I love books that interweave the past and the present… when it is done right. And Monstrous Beauty definitely did it right. Hester and Syrenka were both interesting characters that I wanted to know more and more about. But my favorite, by far, was Syrenka. With her incredibly tragic past, I just seemed to gravitate to her. That's not to say that I did not enjoy Hester's parts, but Syrenka simply pulled on my heartstrings more.
Monstrous Beauty was full of surprises. I will admit that I guessed plenty of the twists, but that did not make it any less fun. Monstrous Beauty is a complex book full with sorrow, love, loss, and survival. It is not your typical fluffy mermaid book. There is plenty of depth in these pages.
Monstrous Beauty had its ups and downs. A beautiful tale filled with complex characters. A lore that was completely enchanting. But its predictability was almost the book's downfall. In addition, Monstrous Beauty is a book that is not going to be for everyone. Despite remaining mostly PG throughout, there are some scenes that may not be suitable for younger teens.
Honestly, I was a little worried about this one, as the last mermaid book I tried to read I gave up on halfway through (Of Poseidon). I was relieved to see that it flipped between the past and present, which gave it a different feel right away and one that pulled me into the story quickly.

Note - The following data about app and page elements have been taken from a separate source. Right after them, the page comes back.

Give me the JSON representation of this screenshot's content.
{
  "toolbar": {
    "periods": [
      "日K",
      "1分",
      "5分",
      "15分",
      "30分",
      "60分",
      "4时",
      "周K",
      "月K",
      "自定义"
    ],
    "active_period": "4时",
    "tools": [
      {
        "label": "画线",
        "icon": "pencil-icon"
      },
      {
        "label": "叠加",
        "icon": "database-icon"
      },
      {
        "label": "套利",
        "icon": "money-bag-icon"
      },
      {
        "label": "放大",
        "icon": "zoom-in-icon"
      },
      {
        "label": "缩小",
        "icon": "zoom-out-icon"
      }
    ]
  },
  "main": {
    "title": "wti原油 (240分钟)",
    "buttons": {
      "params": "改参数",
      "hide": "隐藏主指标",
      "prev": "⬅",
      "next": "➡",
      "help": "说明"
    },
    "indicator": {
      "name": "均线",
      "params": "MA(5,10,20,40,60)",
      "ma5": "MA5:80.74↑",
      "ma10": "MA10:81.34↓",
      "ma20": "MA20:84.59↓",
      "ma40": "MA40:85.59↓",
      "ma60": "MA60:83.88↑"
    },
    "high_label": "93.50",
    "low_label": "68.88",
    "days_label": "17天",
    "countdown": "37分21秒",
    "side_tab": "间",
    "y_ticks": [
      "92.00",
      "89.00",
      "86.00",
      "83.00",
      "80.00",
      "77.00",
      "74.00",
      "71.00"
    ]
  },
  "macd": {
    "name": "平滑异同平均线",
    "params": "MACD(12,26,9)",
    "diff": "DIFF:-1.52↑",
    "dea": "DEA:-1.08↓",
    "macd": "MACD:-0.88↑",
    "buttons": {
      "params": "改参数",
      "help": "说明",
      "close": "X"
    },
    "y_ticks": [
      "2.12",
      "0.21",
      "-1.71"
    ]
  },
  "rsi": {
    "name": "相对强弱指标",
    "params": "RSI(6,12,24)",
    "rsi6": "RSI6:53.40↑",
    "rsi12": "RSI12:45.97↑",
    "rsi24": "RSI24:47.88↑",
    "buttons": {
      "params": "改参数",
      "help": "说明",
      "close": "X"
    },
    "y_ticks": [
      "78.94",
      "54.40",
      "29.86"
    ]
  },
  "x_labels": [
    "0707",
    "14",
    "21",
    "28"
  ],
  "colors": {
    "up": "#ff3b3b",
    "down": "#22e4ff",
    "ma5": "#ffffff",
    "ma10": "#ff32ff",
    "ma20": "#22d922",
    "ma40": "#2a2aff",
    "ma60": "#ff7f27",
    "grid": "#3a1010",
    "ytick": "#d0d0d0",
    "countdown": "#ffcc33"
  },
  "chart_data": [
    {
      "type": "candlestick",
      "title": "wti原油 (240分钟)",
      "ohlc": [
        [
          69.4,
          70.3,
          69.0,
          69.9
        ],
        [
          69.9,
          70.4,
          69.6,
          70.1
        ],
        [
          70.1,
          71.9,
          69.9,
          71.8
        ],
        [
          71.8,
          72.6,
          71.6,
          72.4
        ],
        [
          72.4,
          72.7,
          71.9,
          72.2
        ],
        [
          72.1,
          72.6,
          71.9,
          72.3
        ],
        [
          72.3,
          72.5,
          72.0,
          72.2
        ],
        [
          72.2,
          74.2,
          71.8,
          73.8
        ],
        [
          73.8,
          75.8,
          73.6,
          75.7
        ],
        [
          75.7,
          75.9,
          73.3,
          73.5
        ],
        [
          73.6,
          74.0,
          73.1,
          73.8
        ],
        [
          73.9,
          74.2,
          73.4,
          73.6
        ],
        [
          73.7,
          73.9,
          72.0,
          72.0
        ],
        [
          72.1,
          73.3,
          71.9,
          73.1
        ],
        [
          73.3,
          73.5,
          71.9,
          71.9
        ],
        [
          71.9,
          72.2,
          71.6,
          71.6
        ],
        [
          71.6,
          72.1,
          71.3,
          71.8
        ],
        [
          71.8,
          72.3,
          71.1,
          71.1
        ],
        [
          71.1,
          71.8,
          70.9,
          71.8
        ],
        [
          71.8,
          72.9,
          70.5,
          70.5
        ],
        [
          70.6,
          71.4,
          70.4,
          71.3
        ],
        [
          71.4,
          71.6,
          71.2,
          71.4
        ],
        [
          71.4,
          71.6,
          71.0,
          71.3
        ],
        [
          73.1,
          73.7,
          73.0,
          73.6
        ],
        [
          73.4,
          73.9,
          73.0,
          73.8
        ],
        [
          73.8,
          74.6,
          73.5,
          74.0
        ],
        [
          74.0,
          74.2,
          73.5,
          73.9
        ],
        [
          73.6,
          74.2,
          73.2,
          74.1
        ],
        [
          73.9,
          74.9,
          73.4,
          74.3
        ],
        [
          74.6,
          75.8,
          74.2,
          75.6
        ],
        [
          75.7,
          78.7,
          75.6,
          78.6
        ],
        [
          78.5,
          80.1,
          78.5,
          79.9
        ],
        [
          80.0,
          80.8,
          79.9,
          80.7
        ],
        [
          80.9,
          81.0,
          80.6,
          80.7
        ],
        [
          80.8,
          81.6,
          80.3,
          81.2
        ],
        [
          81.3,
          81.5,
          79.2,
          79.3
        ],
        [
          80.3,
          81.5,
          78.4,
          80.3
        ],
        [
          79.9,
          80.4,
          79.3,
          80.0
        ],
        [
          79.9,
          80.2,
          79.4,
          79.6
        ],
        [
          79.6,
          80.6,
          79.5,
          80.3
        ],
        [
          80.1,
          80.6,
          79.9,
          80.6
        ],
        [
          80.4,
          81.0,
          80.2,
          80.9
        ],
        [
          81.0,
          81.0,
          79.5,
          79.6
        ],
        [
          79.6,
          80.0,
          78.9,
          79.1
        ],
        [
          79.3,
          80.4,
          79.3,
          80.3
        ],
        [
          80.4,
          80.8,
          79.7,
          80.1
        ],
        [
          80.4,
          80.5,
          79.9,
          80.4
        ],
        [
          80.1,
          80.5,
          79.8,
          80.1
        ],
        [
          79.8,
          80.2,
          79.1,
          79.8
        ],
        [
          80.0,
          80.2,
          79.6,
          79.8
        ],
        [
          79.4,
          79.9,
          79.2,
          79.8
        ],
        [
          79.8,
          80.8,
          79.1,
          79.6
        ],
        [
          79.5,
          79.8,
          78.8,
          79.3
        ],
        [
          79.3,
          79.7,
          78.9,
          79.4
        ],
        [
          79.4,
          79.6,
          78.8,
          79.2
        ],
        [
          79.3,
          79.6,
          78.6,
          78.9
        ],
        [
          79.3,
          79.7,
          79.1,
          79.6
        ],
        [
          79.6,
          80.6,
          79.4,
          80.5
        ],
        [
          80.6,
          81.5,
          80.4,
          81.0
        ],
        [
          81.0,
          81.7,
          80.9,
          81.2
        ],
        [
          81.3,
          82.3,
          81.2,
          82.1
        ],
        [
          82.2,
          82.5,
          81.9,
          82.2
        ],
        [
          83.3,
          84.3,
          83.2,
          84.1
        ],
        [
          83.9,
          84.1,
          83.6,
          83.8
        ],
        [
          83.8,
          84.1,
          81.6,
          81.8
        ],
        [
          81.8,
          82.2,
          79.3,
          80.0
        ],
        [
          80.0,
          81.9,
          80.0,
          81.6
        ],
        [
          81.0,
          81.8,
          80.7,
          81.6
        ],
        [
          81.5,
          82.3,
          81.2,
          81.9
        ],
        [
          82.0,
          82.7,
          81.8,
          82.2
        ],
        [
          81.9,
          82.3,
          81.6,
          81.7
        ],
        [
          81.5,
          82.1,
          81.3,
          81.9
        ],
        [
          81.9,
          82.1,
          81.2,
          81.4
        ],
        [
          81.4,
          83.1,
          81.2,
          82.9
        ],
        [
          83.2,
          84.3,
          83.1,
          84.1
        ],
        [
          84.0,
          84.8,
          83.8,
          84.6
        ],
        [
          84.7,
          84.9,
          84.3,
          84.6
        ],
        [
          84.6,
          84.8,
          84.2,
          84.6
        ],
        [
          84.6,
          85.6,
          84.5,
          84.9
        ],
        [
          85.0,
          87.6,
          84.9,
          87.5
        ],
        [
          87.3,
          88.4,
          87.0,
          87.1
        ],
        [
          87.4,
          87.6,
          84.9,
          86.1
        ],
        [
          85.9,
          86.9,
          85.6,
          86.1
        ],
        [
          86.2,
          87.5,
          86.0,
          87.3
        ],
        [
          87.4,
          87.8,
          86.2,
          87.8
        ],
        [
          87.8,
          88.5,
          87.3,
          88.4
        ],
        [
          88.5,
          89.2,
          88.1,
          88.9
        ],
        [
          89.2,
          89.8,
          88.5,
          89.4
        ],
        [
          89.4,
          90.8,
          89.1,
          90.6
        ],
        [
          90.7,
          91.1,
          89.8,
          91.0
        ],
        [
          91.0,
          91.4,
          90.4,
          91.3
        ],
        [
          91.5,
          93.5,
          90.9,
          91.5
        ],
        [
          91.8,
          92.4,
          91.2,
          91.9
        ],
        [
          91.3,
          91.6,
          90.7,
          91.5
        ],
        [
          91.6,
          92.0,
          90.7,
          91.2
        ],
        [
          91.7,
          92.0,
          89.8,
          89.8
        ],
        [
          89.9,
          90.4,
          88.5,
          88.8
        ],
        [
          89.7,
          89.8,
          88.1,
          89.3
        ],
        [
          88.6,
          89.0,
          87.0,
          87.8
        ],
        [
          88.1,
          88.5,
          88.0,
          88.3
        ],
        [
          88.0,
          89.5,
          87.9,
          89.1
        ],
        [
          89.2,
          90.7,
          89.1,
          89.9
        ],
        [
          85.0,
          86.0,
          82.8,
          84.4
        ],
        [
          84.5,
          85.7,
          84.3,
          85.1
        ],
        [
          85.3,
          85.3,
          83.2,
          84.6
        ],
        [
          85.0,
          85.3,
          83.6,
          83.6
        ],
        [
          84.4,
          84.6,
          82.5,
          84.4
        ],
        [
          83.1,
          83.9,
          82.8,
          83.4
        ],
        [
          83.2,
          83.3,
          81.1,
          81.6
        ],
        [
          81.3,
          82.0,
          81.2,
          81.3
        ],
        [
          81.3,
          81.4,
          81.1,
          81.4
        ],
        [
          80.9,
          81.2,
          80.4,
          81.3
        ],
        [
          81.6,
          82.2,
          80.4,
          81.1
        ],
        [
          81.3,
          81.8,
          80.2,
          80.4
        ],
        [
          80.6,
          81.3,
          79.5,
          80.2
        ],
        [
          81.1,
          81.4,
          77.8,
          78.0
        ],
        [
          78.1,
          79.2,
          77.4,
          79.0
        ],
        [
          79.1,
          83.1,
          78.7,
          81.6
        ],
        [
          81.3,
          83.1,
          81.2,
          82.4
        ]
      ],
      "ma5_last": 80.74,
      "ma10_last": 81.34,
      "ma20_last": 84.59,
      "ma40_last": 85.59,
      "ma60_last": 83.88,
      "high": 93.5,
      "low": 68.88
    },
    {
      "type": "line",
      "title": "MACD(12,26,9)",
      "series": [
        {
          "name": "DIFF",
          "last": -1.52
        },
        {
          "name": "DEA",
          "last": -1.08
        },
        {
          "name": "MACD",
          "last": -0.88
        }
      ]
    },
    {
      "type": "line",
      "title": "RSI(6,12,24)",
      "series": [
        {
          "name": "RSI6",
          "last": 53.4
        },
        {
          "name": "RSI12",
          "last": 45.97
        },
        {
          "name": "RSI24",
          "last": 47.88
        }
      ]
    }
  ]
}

I love a story that switches between time periods if done well. I love seeing a plot unravel slowly and in a way that really pulls the reader in. That is exactly what Monstrous Beauty did from the beginning. We meet Syrenka first, who drowns the first human man she has decided to make contact with, as she does not understand that they cannot breathe underwater. Syrenka is definitely a character that is not human but tries to understand humans anyways. So it is no surprise that she is later drawn towards them again and falls in love.
But this is no simple love tale. When we meet Hester, our female lead from the present time we find that her family has a history of mothers dying after giving birth to daughters. Hester is determined to remain a virgin and never fall in love. When she meets a stranger on the beach, he convinces her to look further into the history of her family to see if it a curse or a family genetic trait. We find out this man is the same man that Syrenka fell in love with in the past. So how is he here in the present?
The beautiful writing and storytelling in Monstrous Beauty makes it a complex and compelling read that will keep readers reading until the very last page. There are definitely some gory scenes as well as a rape scene, so beware when giving this book to younger readers.